═════ Supplied entries

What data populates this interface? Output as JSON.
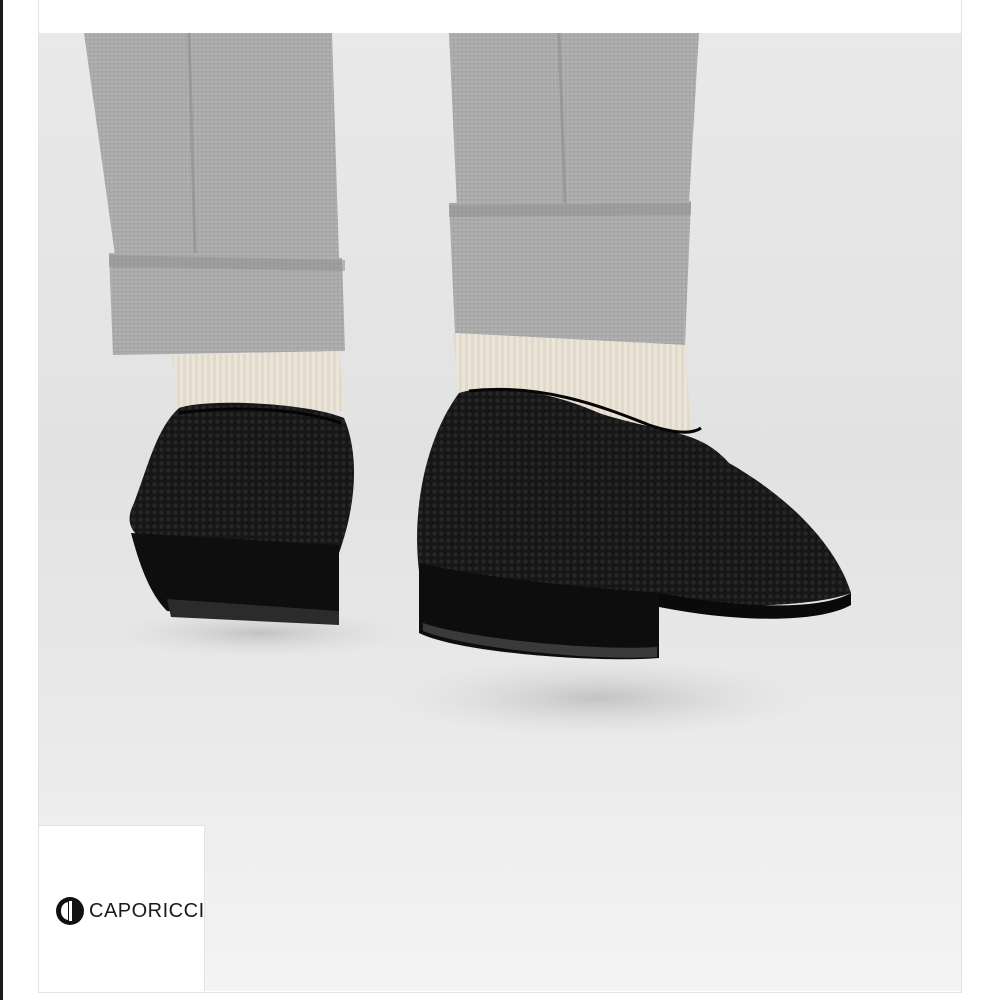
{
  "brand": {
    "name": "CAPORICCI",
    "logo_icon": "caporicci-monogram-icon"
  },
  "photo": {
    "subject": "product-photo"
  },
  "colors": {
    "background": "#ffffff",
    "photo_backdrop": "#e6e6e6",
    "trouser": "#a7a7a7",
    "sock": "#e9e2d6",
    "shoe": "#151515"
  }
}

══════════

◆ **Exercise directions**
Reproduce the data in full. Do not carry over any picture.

◆ **Exercise solution**
What data populates this interface? Output as JSON.
{
  "brand": {
    "name": "CAPORICCI",
    "logo_icon": "caporicci-monogram-icon"
  },
  "photo": {
    "subject": "product-photo"
  },
  "colors": {
    "background": "#ffffff",
    "photo_backdrop": "#e6e6e6",
    "trouser": "#a7a7a7",
    "sock": "#e9e2d6",
    "shoe": "#151515"
  }
}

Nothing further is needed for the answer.